"I would go to the doorsteps and say, `vote Alliance'," he says. "They would say, `Fine. But what's the best way to get rid of Bob McCartney?'. "If I say, `vote Alliance', it's a political deceit." The honest answer, which is the one he decided to give, is to vote for the pro-agreement UUP candidate, Sylvia Hermon.

However honest this may be, it still leaves some Alliance voters feeling disenfranchised. Some, like Bangor woman Karen Banks, refuse to support Hermon, because "I don't want to give my vote to a candidate who is associated with a party which is seriously divided on the Belfast Agreement".

Stephen Farry, who is standing in the local elections, acknowledges a divided reaction among his supporters. "On the doorsteps," he says, "of every 10 people, three will spontaneously tell me I've done the right thing, four will offer support when I say I'm not standing for Westminster and explain why, and the rest will say it's creating real concerns for them." The irony is that the people who are left feeling most abandoned are the anti-sectarian, pro-agreement voters on whom the future of Northern Ireland most depends.

For them, in particular, these last days before decision time are agonising. On the one hand, since the UUP is almost certain to lose seats elsewhere, a win for Sylvia Hermon in North Down might be the only thing that saves David Trimble and rescues the agreement. On the other, a vote for the UUP will simply be totted up in the sectarian headcount.

The complex choices that may lie behind a mark on the ballot paper disappear in the crude numbers game that allows only two kinds of politics: wars within the tribes and wars between the tribes.

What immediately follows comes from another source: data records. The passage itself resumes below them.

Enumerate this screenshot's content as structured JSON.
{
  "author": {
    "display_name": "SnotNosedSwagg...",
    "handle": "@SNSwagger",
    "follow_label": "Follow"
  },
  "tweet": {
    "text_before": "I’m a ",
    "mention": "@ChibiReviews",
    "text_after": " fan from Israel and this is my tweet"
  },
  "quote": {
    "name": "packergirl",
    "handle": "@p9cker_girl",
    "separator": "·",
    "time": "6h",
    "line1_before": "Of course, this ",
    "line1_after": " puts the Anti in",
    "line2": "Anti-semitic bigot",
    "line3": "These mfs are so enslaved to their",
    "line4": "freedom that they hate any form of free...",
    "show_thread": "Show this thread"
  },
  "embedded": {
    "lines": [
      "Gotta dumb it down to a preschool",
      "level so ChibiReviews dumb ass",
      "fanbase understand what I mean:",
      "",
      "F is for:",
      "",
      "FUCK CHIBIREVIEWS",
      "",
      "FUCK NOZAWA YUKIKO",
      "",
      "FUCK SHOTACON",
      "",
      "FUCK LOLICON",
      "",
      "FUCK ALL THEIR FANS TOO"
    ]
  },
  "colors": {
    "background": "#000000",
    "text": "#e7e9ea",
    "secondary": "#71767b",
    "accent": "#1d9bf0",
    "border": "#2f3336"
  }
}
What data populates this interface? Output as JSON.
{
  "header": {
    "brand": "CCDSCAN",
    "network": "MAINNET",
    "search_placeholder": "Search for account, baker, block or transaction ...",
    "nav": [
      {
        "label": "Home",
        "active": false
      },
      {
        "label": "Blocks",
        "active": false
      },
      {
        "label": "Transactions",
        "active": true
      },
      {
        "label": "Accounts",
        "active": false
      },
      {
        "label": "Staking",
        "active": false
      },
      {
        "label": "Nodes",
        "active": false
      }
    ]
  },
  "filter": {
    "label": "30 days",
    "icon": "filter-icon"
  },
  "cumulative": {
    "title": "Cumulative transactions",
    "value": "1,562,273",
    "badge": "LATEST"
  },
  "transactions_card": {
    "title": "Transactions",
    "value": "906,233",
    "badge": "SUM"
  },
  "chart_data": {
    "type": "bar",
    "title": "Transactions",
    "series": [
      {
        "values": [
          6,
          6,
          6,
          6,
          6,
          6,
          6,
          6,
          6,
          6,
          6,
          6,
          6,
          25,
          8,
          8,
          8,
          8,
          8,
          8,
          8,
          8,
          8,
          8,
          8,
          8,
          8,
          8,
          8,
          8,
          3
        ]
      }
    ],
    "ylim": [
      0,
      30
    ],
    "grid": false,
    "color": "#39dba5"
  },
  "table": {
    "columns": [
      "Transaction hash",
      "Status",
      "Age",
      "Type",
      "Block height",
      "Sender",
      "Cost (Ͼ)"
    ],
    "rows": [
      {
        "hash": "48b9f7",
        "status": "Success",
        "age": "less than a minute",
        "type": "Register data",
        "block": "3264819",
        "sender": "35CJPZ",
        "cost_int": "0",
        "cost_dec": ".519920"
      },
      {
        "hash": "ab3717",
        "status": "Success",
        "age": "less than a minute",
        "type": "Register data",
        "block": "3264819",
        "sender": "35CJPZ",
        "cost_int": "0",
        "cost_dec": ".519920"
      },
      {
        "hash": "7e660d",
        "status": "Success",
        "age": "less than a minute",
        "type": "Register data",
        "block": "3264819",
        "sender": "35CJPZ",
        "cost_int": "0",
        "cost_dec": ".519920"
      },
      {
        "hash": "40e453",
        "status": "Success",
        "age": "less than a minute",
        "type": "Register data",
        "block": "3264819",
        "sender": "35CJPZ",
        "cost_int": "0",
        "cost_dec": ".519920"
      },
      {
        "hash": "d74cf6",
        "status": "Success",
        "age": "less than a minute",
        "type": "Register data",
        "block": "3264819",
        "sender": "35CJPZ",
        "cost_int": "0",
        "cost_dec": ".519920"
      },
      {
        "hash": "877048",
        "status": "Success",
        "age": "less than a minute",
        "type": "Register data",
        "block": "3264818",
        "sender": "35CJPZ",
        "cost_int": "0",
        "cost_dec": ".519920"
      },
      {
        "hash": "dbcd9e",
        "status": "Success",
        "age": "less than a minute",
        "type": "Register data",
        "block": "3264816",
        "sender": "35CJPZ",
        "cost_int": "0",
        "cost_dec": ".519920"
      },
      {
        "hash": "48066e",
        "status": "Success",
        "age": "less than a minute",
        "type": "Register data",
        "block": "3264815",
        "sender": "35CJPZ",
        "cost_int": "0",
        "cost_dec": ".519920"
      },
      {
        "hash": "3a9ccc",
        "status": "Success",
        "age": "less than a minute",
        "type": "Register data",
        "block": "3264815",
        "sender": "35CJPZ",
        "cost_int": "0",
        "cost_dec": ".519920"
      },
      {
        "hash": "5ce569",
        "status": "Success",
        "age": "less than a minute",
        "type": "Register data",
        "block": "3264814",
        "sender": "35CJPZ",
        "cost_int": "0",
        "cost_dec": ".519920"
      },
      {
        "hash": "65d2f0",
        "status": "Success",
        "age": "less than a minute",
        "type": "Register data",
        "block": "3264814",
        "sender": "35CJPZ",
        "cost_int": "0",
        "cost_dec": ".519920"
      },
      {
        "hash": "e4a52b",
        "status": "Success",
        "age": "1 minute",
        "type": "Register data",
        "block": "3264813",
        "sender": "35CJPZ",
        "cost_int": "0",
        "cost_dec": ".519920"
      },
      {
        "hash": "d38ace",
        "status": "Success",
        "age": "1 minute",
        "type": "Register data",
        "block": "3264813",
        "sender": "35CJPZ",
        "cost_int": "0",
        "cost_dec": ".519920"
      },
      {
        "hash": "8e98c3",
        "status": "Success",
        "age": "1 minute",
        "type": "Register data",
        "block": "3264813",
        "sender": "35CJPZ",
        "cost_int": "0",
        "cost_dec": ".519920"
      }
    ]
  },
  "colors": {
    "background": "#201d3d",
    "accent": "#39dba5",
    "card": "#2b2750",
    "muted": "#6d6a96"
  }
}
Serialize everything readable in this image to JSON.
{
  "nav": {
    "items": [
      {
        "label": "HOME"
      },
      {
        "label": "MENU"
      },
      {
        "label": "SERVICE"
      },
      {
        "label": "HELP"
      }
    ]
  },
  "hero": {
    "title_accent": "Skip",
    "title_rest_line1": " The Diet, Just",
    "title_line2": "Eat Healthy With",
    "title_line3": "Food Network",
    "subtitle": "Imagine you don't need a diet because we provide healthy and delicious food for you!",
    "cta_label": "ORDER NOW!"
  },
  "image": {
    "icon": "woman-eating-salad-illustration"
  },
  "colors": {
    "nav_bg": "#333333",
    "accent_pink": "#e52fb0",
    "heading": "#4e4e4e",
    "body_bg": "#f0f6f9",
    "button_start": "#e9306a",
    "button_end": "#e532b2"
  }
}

All over Northern Ireland, people will be faced with the same dilemma as the deadly logic of "50 per cent plus one" works its way down to private moments in the polling booth. If many people end up going for what seems the least worst option, they will also be longing for the day when they can choose the best.